Jeffrey Curtis, MD
Inhaled glucocorticoids are commonly prescribed to patients with chronic obstructive pulmonary disease (COPD), although their plieotropic anti-inflammatory function is not fully understood.
I am studying the mechanism by which glucocorticoids increase the uptake of apoptotic cells by alveolar macrophages - generally an anti-inflammatory stimulus - and how these changes may alter macrophage immune function in response to bacterial infection. I am particularly interested in how the combination of inhaled glucocorticoids and apoptotic cells within the lung (such as can be found in the lungs of many COPD and severe asthma patients) changes bacterial phagocytosis and immunopathology after Streoptococcal pneumoniae infection.
McCubbrey AL, Sonstein J, Ames TM, Freeman CM, Curtis JL. 2012. Glucocorticoids Relieve Collectin-Driven Suppression of Apoptotic Cell Uptake in Murine Alveolar Macrophages through Downregulation of SIRPα. J Immunol.
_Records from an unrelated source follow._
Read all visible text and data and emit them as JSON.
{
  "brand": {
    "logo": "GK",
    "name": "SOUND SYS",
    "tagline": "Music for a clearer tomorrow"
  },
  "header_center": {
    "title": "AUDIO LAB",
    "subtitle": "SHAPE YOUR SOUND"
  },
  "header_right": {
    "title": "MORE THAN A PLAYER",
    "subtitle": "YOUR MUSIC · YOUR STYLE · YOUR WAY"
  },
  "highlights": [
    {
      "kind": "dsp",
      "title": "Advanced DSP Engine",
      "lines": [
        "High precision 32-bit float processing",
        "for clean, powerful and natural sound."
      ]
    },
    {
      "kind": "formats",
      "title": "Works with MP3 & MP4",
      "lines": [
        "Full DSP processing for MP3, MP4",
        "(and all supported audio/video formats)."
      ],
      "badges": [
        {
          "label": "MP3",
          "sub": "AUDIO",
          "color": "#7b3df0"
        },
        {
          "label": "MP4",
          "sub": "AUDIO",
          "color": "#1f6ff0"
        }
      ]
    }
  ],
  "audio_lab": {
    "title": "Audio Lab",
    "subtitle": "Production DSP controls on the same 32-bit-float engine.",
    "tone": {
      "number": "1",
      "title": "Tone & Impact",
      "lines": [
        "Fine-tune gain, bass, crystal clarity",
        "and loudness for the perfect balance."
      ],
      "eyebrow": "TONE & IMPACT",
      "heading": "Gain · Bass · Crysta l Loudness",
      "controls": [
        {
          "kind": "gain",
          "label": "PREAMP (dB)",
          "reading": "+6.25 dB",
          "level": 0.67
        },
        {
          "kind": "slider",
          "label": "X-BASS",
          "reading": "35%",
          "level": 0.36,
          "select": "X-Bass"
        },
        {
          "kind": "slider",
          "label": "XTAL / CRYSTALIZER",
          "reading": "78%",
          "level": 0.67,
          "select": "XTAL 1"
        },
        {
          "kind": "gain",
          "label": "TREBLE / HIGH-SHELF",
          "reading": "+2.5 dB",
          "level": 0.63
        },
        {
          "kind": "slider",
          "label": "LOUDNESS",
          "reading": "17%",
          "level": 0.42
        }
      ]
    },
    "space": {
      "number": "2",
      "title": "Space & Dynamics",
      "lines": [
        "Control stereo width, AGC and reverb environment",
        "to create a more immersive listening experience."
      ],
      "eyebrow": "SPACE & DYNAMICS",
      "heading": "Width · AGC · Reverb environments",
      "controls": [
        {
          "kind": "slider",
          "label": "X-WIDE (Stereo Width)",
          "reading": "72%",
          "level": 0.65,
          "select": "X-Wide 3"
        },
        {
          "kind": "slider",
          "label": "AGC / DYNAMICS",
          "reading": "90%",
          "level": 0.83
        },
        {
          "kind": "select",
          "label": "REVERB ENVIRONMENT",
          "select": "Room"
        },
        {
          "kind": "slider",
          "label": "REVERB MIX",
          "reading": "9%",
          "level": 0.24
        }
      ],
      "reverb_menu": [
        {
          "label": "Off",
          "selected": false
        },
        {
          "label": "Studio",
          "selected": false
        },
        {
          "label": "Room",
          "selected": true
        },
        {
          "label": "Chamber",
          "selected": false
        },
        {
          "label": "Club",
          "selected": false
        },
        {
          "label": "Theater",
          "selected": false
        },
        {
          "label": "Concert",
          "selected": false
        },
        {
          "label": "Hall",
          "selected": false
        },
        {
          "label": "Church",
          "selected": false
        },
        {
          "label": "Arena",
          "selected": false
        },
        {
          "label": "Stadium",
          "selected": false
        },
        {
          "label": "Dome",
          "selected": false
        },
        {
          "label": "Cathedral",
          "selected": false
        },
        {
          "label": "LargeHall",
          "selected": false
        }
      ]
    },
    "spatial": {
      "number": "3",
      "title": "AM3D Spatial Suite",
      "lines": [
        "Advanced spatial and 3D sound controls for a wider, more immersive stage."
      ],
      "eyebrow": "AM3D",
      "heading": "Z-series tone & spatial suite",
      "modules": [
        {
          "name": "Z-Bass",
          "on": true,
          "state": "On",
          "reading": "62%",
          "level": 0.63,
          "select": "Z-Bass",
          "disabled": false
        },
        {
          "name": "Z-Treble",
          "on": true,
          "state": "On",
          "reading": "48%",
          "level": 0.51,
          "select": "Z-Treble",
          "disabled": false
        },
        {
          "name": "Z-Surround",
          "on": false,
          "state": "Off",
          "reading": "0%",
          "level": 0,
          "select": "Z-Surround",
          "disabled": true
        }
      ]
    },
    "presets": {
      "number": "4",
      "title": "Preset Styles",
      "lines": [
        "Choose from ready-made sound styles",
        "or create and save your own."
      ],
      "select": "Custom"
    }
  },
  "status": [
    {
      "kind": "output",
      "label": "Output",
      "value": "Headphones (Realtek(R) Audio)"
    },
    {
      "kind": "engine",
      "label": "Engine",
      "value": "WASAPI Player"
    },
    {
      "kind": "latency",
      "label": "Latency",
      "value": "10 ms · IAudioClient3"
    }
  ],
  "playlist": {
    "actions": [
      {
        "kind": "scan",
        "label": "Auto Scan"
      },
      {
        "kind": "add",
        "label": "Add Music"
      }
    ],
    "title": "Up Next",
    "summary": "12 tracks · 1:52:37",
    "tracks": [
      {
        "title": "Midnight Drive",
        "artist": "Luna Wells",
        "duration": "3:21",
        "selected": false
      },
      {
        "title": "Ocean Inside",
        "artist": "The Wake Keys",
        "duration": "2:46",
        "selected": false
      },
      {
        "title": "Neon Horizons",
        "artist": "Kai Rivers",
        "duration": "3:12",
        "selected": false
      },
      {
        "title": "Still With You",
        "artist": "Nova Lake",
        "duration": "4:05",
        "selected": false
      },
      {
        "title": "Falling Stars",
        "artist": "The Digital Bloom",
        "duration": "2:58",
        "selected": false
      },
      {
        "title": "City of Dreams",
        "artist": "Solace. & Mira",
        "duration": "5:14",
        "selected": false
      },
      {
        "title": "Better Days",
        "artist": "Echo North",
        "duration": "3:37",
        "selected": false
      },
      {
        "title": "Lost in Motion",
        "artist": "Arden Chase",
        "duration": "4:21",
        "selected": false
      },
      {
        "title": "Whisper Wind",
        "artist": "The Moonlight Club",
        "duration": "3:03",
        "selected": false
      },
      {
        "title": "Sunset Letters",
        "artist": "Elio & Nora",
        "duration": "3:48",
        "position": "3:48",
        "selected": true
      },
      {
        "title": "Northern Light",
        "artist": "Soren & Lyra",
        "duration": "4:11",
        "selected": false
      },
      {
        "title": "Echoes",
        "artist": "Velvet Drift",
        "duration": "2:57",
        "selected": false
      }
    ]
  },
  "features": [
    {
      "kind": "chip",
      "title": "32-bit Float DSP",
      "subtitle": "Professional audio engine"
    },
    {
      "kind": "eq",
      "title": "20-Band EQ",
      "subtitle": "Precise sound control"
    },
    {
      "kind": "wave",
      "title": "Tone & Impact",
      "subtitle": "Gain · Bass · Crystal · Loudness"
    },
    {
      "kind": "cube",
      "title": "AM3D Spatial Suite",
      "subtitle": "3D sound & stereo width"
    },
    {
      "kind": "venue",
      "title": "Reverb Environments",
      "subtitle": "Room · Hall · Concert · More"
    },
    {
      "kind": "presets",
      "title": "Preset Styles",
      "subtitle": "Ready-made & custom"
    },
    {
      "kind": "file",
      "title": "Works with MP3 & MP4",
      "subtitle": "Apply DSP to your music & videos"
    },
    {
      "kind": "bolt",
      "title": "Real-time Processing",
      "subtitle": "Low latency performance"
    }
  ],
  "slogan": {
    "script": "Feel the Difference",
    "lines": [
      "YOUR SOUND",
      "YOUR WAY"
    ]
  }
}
Jul 1;189(1):112-9.
Alexandra L McCubbrey & Jeffrey L Curtis: “Corticosteroids Increase Murine Alveolar Macrophage Efferocytosis with Innate Immune Consequences”. Gordon Research Conference - Apoptotic Cell Recognition and Clearance, Lewiston, Maine, July 2011.
Rackham Conference Travel Grant, July 2011
Monte V. Hobbs Student Award, May 2011